A private mortgage is a real estate note, or mortgage, that
is held by a private individual or Trust, as opposed to a traditional lending
institution.These mortgages are
frequently offered by homeowners when traditional interest rates are higher or
mortgage qualifications are tougher, as fewer potential purchasers can qualify
for traditional mortgages.In this
way, the homeowner increases the number of potential purchasers for their home.
This private mortgage or note is sellable on the secondary market, at a
discount.An investor will
purchase all or part of the remaining payments for slightly less than the “face
value” of those total payments.The original noteholder “wins” because he is getting a lump sum of cash,
now, rather than waiting to receive monthly payments.The investor “wins” because he is purchasing, at a discount,
a regular cash flow, backed by a first position in real estate.
Look for privately held notes that have at least two years history of
payments being made on time.Also
look for healthy down payments and for higher interest rates, as these factors
make the note more valuable to the investor.
Here is an example:John
and Jane are ready to sell their starter home.They have already qualified for a mortgage on their
new home.Bank qualifications are
fairly strict at this time, so they offer to “hold” the mortgage (or “take
back” the mortgage) on the home they are selling.This increases the number of potential purchasers, as
someone who doesn’t meet the bank’s strict qualifications could still be a good
purchaser of this home. John and Jane also enjoy a tax benefit: they will pay
taxes only on the payments they actually receive each year.Since their income is fairly high at
this time, this is good for them.Years go by, and the purchaser of the starter home has been making
timely payments.John and Jane
decide they need a lump of cash to pay for their son’s college tuition.An investor purchases the remaining

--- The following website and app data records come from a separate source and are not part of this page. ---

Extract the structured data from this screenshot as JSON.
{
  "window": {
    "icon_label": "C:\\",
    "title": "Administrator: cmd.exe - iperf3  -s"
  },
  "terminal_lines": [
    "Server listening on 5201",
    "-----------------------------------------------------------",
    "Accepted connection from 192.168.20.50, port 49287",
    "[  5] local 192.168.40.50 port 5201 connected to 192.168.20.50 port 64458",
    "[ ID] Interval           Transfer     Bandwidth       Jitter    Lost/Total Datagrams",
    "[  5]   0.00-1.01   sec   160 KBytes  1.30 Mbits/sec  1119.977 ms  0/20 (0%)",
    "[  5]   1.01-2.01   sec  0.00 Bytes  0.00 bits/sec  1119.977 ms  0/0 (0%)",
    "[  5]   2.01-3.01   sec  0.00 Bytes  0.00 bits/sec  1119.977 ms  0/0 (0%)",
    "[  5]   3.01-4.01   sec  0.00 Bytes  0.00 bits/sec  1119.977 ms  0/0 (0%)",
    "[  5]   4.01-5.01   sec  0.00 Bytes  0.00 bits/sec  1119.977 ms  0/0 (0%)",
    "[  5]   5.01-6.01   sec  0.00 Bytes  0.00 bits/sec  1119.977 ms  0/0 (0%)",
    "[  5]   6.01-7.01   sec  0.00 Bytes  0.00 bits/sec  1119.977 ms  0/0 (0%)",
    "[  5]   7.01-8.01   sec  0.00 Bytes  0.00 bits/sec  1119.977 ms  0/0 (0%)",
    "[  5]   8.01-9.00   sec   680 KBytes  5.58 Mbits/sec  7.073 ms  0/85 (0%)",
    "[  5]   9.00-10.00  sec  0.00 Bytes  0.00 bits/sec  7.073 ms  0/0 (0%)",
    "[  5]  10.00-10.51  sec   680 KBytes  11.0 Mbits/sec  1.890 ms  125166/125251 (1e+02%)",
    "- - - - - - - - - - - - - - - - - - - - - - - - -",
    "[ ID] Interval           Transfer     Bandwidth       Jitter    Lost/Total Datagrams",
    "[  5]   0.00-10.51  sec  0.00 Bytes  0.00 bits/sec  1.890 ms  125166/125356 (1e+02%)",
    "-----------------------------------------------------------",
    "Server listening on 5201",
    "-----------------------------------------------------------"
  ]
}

payments at a discounted price.The original purchaser will now be sending their payment to the
investor, not to John and Jane.